Meet Matthew Hardie. Founder of Manuko, premium organic products, handcrafted in Australia from the finest organic ingredients. This is his entrepreneurial story.
Where did you get the idea for your business?
Frustrated by the difficulty of finding fast, healthy and tasty food, Matthew decided to create something “good for our taste buds, health and the planet: a win-win-win.”
How did you get your business started?
“After graduating, I came to the realisation that pursuing a conventional career path wasn’t for me” Matthew says. “I began Manuko in a spare bedroom through an agreement to rent a friend’s commercial kitchen. RMIT had asked me if I could create an organic trail mix for an event they were holding. This was the starting point I needed. In one week I developed five products. I started knocking on doors around Melbourne, introducing store-owners to it. I had an almost 100 percent success rate at getting my products into the shops! From there, I began to develop relationships with distributors.”
Today Manuko is distributed to over 90 stores across Australia, with the possibility of going international this year. Talking about life before Manuko, Matthew reflects, “I didn’t know much about entrepreneurship prior to starting Manuko. I had a natural inclination towards entrepreneurial endeavours although I didn’t realise it was entrepreneurial at the time. The entrepreneurs I was inspired by were change makers in the world, so I guess my idea of an entrepreneur was a change maker.”
How important is it to have a business mentor?
Matthew speaks highly about the value mentoring has had on his journey. “Having studied at RMIT I was fortunate enough to be connected to Activator as an Alumni. I was offered personalised mentoring for both business and personal well-being which was great!”
What lessons have you learned so far on your business journey?

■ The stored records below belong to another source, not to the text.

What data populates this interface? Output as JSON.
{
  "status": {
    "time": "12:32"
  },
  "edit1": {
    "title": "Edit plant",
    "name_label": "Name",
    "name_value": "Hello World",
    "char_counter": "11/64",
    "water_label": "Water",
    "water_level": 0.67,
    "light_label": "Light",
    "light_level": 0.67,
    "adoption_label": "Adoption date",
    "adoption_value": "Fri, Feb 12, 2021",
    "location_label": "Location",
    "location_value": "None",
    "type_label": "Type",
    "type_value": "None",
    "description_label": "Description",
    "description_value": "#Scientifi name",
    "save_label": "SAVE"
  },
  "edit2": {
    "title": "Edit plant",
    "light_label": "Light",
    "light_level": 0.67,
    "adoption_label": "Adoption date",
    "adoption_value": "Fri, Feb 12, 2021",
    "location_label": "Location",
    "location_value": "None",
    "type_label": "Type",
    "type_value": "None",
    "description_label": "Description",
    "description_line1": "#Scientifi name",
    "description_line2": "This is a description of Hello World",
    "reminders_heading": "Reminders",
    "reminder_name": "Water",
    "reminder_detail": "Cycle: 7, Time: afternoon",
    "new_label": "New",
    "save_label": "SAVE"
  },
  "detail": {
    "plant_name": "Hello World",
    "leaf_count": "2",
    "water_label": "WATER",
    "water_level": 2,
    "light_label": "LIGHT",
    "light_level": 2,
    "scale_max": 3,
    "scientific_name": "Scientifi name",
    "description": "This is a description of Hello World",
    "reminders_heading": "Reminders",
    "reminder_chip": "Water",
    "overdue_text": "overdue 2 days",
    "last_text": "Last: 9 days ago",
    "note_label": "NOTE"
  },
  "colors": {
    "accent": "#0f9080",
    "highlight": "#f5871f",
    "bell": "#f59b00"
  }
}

When asked what qualities he believes are most important for entrepreneurs to possess, Matthew selects commitment and determination. “You need to really own this entrepreneurial spirit and actualise it in the world, even if it seems impossible and the odds seem stacked against you. I believe it starts out as potential, and only through practise and work does it become honed as a craft.”